> _WHAT YOU WILL DO_: When a line in the listing below contains the word "true", return a copy of that line.

> _PROVIDED MATERIAL_:

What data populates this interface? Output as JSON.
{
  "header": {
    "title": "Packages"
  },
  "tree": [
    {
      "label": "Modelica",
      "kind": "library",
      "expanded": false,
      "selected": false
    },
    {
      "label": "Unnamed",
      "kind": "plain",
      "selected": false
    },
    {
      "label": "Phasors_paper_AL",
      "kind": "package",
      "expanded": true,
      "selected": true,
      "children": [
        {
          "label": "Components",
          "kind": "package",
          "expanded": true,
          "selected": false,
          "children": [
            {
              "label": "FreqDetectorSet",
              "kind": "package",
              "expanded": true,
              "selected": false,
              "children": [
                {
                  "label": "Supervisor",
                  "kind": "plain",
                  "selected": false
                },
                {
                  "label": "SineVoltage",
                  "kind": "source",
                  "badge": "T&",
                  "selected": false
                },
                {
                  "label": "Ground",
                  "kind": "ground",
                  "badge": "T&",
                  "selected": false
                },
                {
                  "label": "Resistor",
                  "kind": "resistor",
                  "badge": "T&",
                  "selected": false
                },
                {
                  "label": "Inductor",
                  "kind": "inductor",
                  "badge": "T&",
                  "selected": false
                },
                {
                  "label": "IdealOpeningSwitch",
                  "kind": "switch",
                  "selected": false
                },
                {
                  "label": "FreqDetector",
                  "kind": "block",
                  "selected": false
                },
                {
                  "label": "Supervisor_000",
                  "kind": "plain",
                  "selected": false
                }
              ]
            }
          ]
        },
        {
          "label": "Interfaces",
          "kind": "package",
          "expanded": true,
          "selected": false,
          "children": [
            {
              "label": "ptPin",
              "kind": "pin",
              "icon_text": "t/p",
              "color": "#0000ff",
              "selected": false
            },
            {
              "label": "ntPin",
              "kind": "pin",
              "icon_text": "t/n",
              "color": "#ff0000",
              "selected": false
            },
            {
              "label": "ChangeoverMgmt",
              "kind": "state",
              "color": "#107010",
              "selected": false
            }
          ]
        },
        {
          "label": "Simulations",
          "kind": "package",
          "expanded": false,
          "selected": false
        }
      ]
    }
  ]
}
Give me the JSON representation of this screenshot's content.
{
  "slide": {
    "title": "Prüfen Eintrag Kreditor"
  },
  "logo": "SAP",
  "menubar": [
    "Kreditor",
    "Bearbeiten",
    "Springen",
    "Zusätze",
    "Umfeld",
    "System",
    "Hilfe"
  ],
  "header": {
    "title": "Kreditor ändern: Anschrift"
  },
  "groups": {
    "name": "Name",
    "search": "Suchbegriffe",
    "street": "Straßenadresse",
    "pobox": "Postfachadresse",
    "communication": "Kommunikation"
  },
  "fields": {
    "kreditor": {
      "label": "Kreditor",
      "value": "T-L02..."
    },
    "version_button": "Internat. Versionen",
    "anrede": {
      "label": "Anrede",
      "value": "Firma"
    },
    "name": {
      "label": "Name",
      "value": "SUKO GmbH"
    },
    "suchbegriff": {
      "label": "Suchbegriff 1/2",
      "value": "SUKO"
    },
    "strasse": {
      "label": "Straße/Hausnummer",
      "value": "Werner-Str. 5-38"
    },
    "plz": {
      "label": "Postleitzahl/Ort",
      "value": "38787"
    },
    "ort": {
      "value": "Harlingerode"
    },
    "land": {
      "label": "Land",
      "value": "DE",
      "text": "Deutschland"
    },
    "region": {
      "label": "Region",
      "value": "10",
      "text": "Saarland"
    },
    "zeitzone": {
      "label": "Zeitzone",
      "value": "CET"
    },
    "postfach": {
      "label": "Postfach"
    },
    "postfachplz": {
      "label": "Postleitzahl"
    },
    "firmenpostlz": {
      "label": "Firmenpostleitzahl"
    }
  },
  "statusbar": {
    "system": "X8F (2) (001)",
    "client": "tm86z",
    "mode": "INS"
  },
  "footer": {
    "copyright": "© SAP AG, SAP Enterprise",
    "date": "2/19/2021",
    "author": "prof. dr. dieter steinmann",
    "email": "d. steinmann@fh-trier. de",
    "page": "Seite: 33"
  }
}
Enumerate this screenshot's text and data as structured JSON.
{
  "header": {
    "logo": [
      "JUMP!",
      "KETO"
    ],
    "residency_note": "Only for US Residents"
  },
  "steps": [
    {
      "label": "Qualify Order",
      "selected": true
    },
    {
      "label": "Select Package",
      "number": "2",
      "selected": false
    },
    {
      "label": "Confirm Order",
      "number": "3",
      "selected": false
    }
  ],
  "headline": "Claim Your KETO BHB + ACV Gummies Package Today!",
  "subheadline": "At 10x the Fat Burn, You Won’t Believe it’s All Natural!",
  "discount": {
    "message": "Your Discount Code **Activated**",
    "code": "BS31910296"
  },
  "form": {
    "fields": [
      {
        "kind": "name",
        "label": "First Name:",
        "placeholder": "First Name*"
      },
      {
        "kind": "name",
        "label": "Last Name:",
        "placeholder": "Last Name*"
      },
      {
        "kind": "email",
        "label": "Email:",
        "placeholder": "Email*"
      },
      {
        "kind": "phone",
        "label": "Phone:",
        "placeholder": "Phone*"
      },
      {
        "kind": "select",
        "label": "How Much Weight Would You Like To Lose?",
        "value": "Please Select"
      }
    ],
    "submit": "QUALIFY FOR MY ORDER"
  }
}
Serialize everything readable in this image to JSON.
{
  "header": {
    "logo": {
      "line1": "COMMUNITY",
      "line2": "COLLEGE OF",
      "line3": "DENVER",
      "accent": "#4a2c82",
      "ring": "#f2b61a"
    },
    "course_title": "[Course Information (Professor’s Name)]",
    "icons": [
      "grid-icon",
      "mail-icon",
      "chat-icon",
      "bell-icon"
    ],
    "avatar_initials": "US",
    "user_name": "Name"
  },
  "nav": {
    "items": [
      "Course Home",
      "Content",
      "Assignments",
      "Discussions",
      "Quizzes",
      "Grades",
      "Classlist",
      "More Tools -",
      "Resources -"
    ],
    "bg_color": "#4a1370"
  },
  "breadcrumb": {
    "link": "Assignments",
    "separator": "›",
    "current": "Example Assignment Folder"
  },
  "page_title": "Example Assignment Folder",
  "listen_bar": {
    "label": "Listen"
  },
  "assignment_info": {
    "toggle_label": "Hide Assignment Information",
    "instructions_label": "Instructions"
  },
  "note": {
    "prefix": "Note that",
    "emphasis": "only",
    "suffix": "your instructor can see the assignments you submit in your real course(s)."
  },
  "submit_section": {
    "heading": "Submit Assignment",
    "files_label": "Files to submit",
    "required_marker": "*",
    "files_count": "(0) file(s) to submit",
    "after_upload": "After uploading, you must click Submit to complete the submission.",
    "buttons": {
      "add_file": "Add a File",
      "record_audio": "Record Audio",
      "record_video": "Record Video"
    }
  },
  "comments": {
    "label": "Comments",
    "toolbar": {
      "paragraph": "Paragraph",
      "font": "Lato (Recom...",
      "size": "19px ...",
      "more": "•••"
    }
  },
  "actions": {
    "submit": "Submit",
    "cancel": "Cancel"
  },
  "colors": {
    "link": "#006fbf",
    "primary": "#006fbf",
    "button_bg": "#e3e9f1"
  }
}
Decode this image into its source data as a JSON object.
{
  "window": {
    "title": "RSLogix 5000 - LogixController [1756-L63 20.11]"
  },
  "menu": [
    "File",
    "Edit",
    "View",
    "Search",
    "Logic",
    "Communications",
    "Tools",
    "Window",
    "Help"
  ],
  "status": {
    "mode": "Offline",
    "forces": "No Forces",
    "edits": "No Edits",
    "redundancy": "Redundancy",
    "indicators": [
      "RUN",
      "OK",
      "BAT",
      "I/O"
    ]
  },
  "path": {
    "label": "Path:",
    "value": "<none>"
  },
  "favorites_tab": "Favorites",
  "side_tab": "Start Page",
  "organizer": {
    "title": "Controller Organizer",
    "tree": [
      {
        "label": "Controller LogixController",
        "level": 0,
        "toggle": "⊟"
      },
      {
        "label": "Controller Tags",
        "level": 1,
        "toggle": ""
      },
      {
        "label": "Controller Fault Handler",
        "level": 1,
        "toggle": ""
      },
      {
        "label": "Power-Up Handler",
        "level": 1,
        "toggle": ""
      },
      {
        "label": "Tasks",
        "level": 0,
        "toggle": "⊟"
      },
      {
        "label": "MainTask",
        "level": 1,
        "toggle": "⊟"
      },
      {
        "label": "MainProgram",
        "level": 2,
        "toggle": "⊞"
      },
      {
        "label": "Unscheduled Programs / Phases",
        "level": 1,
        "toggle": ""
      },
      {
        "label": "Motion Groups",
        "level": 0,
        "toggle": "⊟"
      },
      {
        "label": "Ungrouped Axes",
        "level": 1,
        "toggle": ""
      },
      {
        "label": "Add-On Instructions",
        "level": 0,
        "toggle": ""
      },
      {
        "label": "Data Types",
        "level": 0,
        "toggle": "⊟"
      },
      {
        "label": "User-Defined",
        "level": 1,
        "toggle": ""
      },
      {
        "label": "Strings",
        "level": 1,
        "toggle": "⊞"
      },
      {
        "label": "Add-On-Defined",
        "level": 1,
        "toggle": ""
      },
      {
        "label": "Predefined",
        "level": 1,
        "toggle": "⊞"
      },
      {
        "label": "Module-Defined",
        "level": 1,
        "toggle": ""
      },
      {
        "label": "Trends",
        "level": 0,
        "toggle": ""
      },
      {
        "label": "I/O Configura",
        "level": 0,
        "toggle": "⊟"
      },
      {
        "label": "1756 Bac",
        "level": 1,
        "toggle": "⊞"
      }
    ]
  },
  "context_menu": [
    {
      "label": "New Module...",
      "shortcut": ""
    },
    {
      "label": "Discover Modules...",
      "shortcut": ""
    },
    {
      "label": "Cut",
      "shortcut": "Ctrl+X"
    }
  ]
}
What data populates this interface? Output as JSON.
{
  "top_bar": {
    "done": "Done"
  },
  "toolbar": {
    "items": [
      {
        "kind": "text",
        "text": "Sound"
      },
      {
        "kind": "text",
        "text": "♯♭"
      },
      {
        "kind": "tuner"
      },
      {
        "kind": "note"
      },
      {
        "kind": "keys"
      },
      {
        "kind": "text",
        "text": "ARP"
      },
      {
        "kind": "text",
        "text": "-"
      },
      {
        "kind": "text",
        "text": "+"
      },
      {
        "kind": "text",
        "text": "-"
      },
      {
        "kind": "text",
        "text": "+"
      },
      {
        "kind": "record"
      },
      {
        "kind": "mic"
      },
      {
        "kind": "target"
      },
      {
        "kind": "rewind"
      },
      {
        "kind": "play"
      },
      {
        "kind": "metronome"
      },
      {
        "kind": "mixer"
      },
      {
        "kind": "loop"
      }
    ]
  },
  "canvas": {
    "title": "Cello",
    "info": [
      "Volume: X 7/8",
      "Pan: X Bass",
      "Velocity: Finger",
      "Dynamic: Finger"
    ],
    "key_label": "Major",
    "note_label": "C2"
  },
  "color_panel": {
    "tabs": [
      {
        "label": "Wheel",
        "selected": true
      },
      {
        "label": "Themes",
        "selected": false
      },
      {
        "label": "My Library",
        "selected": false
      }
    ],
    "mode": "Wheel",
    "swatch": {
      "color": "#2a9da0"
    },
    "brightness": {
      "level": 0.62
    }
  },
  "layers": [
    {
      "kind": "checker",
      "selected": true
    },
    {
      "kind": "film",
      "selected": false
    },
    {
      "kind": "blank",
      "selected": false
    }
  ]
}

> _SOLUTION TO THE EXERCISE_:
      "expanded": true,
      "selected": true,
          "expanded": true,
              "expanded": true,
          "expanded": true,
      "selected": true
        "selected": true
      "selected": true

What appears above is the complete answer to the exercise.